It can be seen from the array of weights wn set forth in formula (9) above the weights of the corner positions (0.04) are relatively low with respect to the other. Hence, these corner positions of the 6×6 array need not be occupied by hydrophones. The elimination of the corner hydrophones reduces the number of required hydrophones from 36 to 32, with little loss of accuracy, thereby saving valuable space so as to allow the array to be packed within a size A sonobuoy canister. Moreover, the shaded beamforming described above with reduced number of hydrophone units reduces the computational demand on the microprocessor.
The final 6×6 grid array configuration is illustrated in FIG. 4B. The on axis sidelobes are reduced to -40 dB. The sidelobes along elevation from the main lobe can't be suppressed through shading because the length of the vertical wires is uniform in thickness and sensitivity. These sidelobes could potentially limit the array's ability to fully exploit the vertical noise anisotropy. However, they do not degrade the array's ability to mitigate the nearby ship interference through the sidelobes.

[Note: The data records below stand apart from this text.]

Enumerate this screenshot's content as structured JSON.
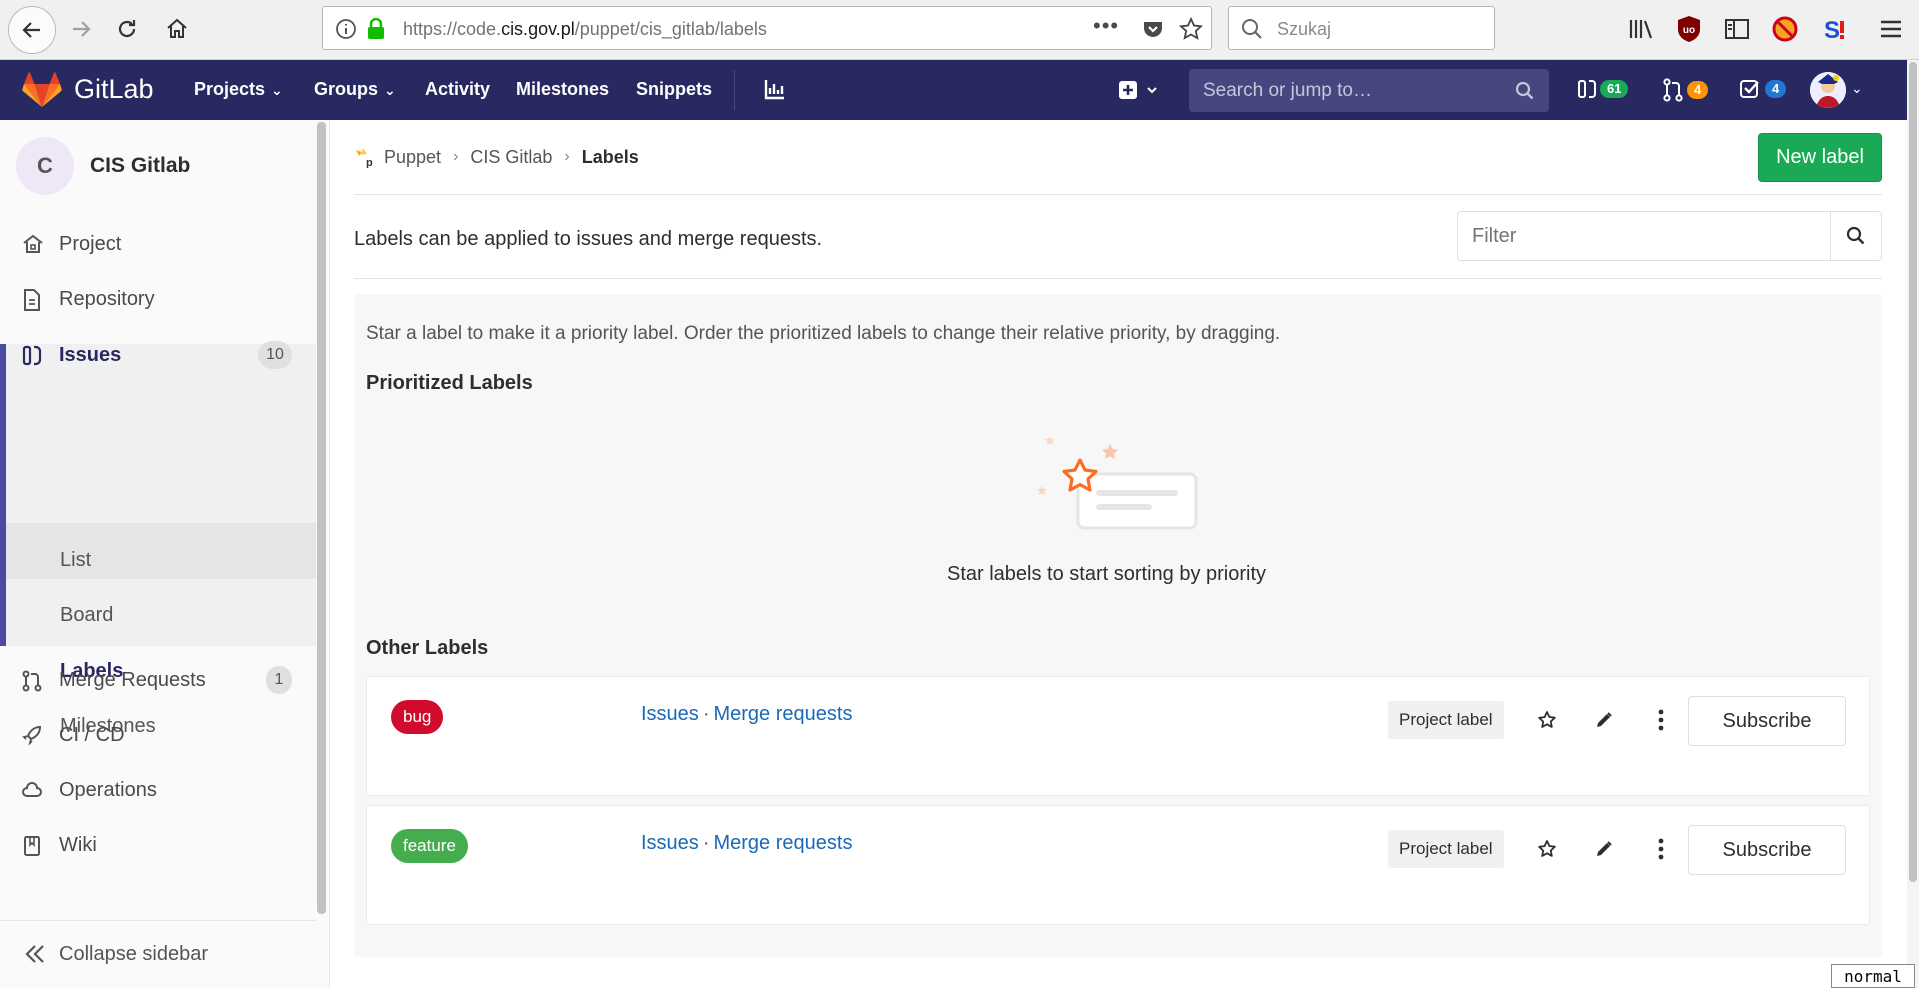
{
  "browser": {
    "url_prefix": "https://code.",
    "url_host": "cis.gov.pl",
    "url_path": "/puppet/cis_gitlab/labels",
    "search_placeholder": "Szukaj"
  },
  "header": {
    "brand": "GitLab",
    "nav": [
      {
        "label": "Projects"
      },
      {
        "label": "Groups"
      },
      {
        "label": "Activity"
      },
      {
        "label": "Milestones"
      },
      {
        "label": "Snippets"
      }
    ],
    "search_placeholder": "Search or jump to…",
    "issues_count": "61",
    "mr_count": "4",
    "todos_count": "4",
    "colors": {
      "bg": "#292961",
      "issues_badge": "#1aaa55",
      "mr_badge": "#fc9403",
      "todos_badge": "#1f78d1"
    }
  },
  "sidebar": {
    "project_initial": "C",
    "project_name": "CIS Gitlab",
    "items": [
      {
        "label": "Project"
      },
      {
        "label": "Repository"
      },
      {
        "label": "Issues",
        "count": "10"
      },
      {
        "label": "Merge Requests",
        "count": "1"
      },
      {
        "label": "CI / CD"
      },
      {
        "label": "Operations"
      },
      {
        "label": "Wiki"
      }
    ],
    "issues_sub": [
      {
        "label": "List"
      },
      {
        "label": "Board"
      },
      {
        "label": "Labels"
      },
      {
        "label": "Milestones"
      }
    ],
    "collapse_label": "Collapse sidebar"
  },
  "breadcrumb": {
    "items": [
      "Puppet",
      "CIS Gitlab",
      "Labels"
    ]
  },
  "main": {
    "new_label_button": "New label",
    "intro": "Labels can be applied to issues and merge requests.",
    "filter_placeholder": "Filter",
    "hint": "Star a label to make it a priority label. Order the prioritized labels to change their relative priority, by dragging.",
    "prioritized_heading": "Prioritized Labels",
    "empty_text": "Star labels to start sorting by priority",
    "other_heading": "Other Labels",
    "labels": [
      {
        "name": "bug",
        "color": "#d10b2b",
        "issues_link": "Issues",
        "mr_link": "Merge requests",
        "type": "Project label",
        "subscribe": "Subscribe"
      },
      {
        "name": "feature",
        "color": "#44ad4e",
        "issues_link": "Issues",
        "mr_link": "Merge requests",
        "type": "Project label",
        "subscribe": "Subscribe"
      }
    ]
  },
  "status_mode": "normal"
}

Conventional computer control systems can be used to process the electrical signals from hydrophones 120 using the 2D Chebyshev weighting. Referring to FIG. 6, electrical signals S from the hydrophone units are sent to a microprocessor M which applies 2-D Chebyshev weighting C to the individual hydrophone signals, as described above, the strength of each signal being adjusted by the corresponding weighting value wn to produce weighted signals W. Microprocessor M performs the beamforming computations of formula (11) above to provide accurate directional information regarding, for example, submarine vessels.
While the above description contains many specifics, these specifics should not be construed as limitations of the invention, but merely as exemplifications of preferred embodiments thereof. For example, while the invention herein is particularly advantageous for military applications and has been described in terms of detection of submarines, it can clearly be employed in any situation wherein acoustic detection is needed, such as oceanographic or other scientific studies, rescue operations, and the like. Those skilled in the art will envision many other embodiments within the scope and spirit of the invention as defined by the claims appended hereto.
Patent applications by Juan I. Arvelo, Jr., Dayton, MD US
Patent applications by Ronald W. Mitnick, Baltimore, MD US
Patent applications in class Distance or direction finding
Patent applications in all subclasses Distance or direction finding